~Brent Carver’s Friar Laurence (who also presents the prologue in this production) was bland, boring and foolish. (Again, like with Chuck Copper’s acting approach, he just wanted to have the audience p***ing themselves with laughter than be moved by a dramatic performance. A wanting that fails miserably the moment he starts interacting with Romeo!)
~Roslyn Ruff’s Lady Capulet was as stiff and bland as marionette! (Also, she has a stupid haircut! Was that meant to be a traditional hairstyle that you would usually see woman have in Africa, or does she have friends that give her bad fashion advice?)
~Geoffrey Owens, Michael Rudko and Tracy Sallows do not make the most with their short but important roles of Prince Escalus, Lord Montague and Lady Montague.
~Conrad Kemp’s Benvolio has no depth whatsoever! Every time he walked out on staged/screen, I felt like I was staring at a piece of paper display a three olds portrait of mummy and dad.
(The ONLY performer who excels in her role was Jayne Houdyshell in the ever lovable role of Juliet’s nurse. But even then, Leveaux’s direction reduces how much she could achieve.)
Along with the idiotic direction of an idiotic cast (with the exception of Houdyshell), Leveaux makes himself look even more like a fool by butchering the texts by either deleting certain sections for no reason whatsoever, or misinterpreting the text as a series of sitcom style punch lines.
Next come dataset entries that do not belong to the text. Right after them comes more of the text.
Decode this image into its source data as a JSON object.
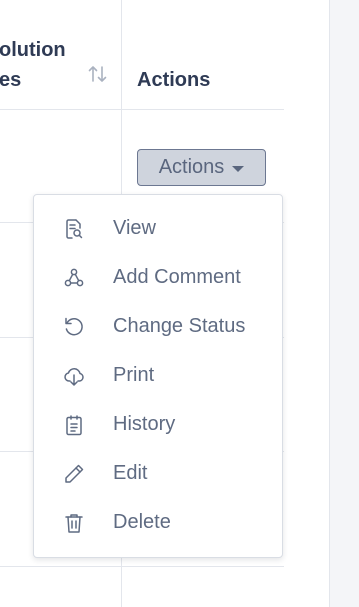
{
  "table": {
    "headers": {
      "resolution_line1": "olution",
      "resolution_line2": "es",
      "actions": "Actions"
    }
  },
  "actions_button": {
    "label": "Actions"
  },
  "menu": {
    "items": [
      {
        "label": "View",
        "icon": "document-search-icon"
      },
      {
        "label": "Add Comment",
        "icon": "share-nodes-icon"
      },
      {
        "label": "Change Status",
        "icon": "rotate-icon"
      },
      {
        "label": "Print",
        "icon": "cloud-download-icon"
      },
      {
        "label": "History",
        "icon": "clipboard-list-icon"
      },
      {
        "label": "Edit",
        "icon": "pencil-icon"
      },
      {
        "label": "Delete",
        "icon": "trash-icon"
      }
    ]
  },
  "colors": {
    "text": "#2f3b55",
    "menu_text": "#5f6b82",
    "button_bg": "#cfd4dd",
    "border": "#e3e6ec"
  }
}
Notable cringe worthy moments include:
~The idiotic idea to begin the actual story at “Do you bit your thumb at me sir?” instead of “Gregory, o' my word, we'll not carry coals.”
~The balcony scene being portrayed as a rushed farce. And I really HATE how Condola Rashad delivers the lines “By and by I come” when the nurse calls out to her as “BYANDBYICOME” (Or at least, a delivery to that effect.)
~The fight between Mercutio and Tybalt (and their eventual deaths) plays more like a circus style of slapstick, thus everything about it is laughable. (The “You stupid f***ing fool” kind of laughter, not the laughter that feels you up with joy.)
~The death of the two lovers being rushed and ripped of its drama. (And the aftermath of the deaths having several lines omitted so that it could get to the poorly choreographed curtain calls a lot quicker.)
(The only thing that the director did right was excluding the often random and unnecessary death scene of Count Paris (played quite dully by American Idol runner-up, Justin Guarini) and the unseen death of Romeo’s mother, which makes no sense and doesn’t really add to the plot. But all in all, since this is theatre and NOT an actual feature film, I don’t see why it was considered logical to abridge some scenes for the sake of making it a shorter piece? Listen to me Leveaux: If you’re directing Shakespeare for the stage, either use the entire text or just don’t direct Shakespeare for the stage at all, you feckin’ idiot! Trust the yanks to know how to do Shakespeare!)
Broadway’s Romeo and Juliet—if you saw it and liked it, you clearly have no taste. If you saw it and hated its cast and direction (but loved the awesome set design and musical score), welcome to the club brother. But if you haven’t seen it all….you are the LUCKIEST person who ever lived.